Can Anything Cure Grief?
There are few experiences in life that are as encompassing as grief. While everyone grieves differently, anyone who has suffered a profound loss knows grief’s impact.
For many of us, grief is often felt physically and can sit anywhere in our body. It is not uncommon to become unwell following a loss or to experience sleep or dietary issues. Grief can bring a heaviness which makes exercise difficult to continue. Returning to work following a loss can provide helpful structure, but it also has its challenges. Grief tends to leave us in a fog where it is difficult to focus, stay organised, plus manage time and deadlines – all occupational risks. It is often hard to concentrate and it is easy to lose your intellectual spark during grief. The things that used to bring pleasure and interest, no longer do. Many find strength in their spiritual life following a loss, while others may begin to existential question.

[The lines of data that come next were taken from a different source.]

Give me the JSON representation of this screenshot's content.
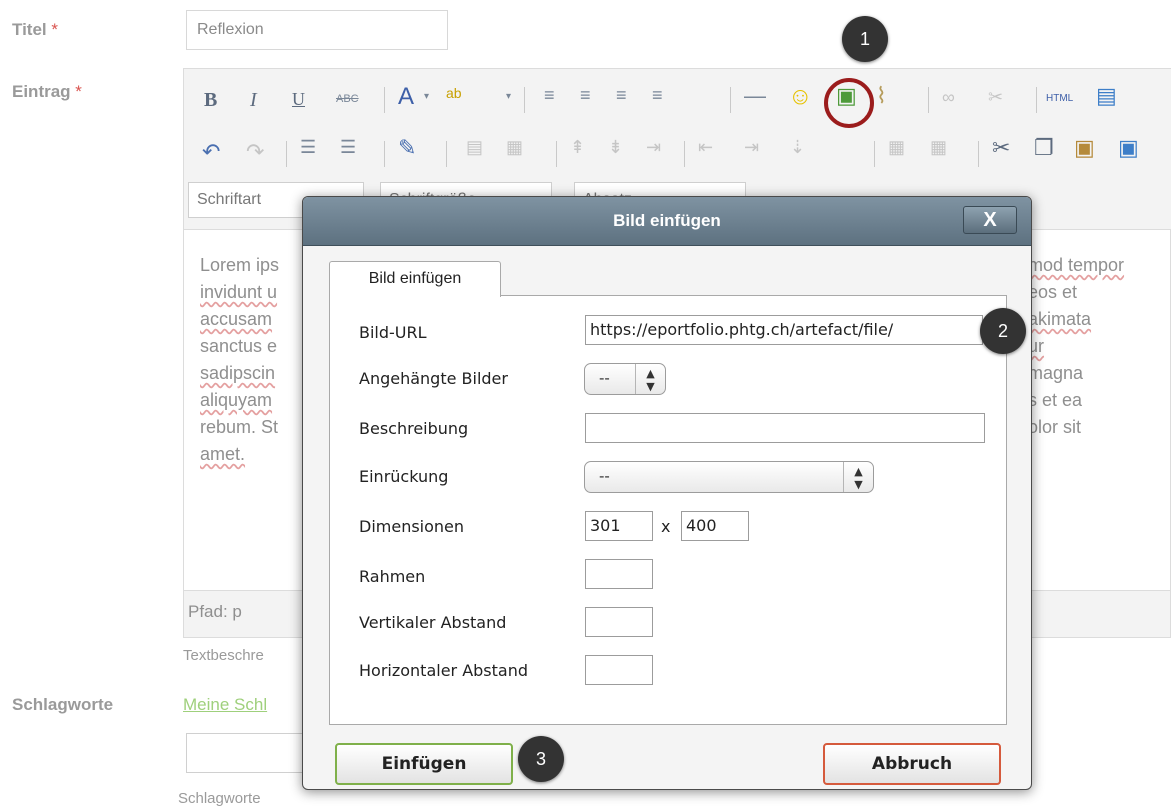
{
  "form": {
    "title_label": "Titel",
    "required_marker": "*",
    "title_value": "Reflexion",
    "entry_label": "Eintrag",
    "tags_label": "Schlagworte",
    "my_tags_link": "Meine Schl",
    "text_description": "Textbeschre",
    "tags_help": "Schlagworte"
  },
  "editor": {
    "font_select": "Schriftart",
    "size_select": "Schriftgröße",
    "format_select": "Absatz",
    "html_label": "HTML",
    "content_lines": [
      "Lorem ips",
      "invidunt u",
      "accusam",
      "sanctus e",
      "sadipscin",
      "aliquyam",
      "rebum. St",
      "amet."
    ],
    "content_right": [
      "mod tempor",
      "eos et",
      "akimata",
      "ur",
      "magna",
      "s et ea",
      "olor sit"
    ],
    "path_label": "Pfad: p"
  },
  "dialog": {
    "title": "Bild einfügen",
    "close_label": "X",
    "tab_label": "Bild einfügen",
    "fields": {
      "image_url_label": "Bild-URL",
      "image_url_value": "https://eportfolio.phtg.ch/artefact/file/",
      "attached_label": "Angehängte Bilder",
      "attached_value": "--",
      "description_label": "Beschreibung",
      "description_value": "",
      "indent_label": "Einrückung",
      "indent_value": "--",
      "dimensions_label": "Dimensionen",
      "width_value": "301",
      "dim_separator": "x",
      "height_value": "400",
      "border_label": "Rahmen",
      "vspace_label": "Vertikaler Abstand",
      "hspace_label": "Horizontaler Abstand"
    },
    "insert_button": "Einfügen",
    "cancel_button": "Abbruch"
  },
  "callouts": [
    "1",
    "2",
    "3"
  ],
  "colors": {
    "dialog_header": "#6b7f8d",
    "insert_border": "#7fb04a",
    "cancel_border": "#d55a3c",
    "highlight_ring": "#9b1c1c",
    "callout_bg": "#333333"
  }
}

Deep loss can force us to reassess the assumptions we have about God or how the world works. Unfortunately grief often is felt socially as well. Social support is the number one protective factor following a loss, yet grief can also be extremely isolating. Some friends may not be comfortable with our grief and shy away, causing secondary losses as well. Grief is frequently felt emotionally, perhaps in the form of fear, guilt, anger, loneliness and anxiety in addition to sadness. This is all normal. Go with your grieving. There is no right or wrong way to grieve.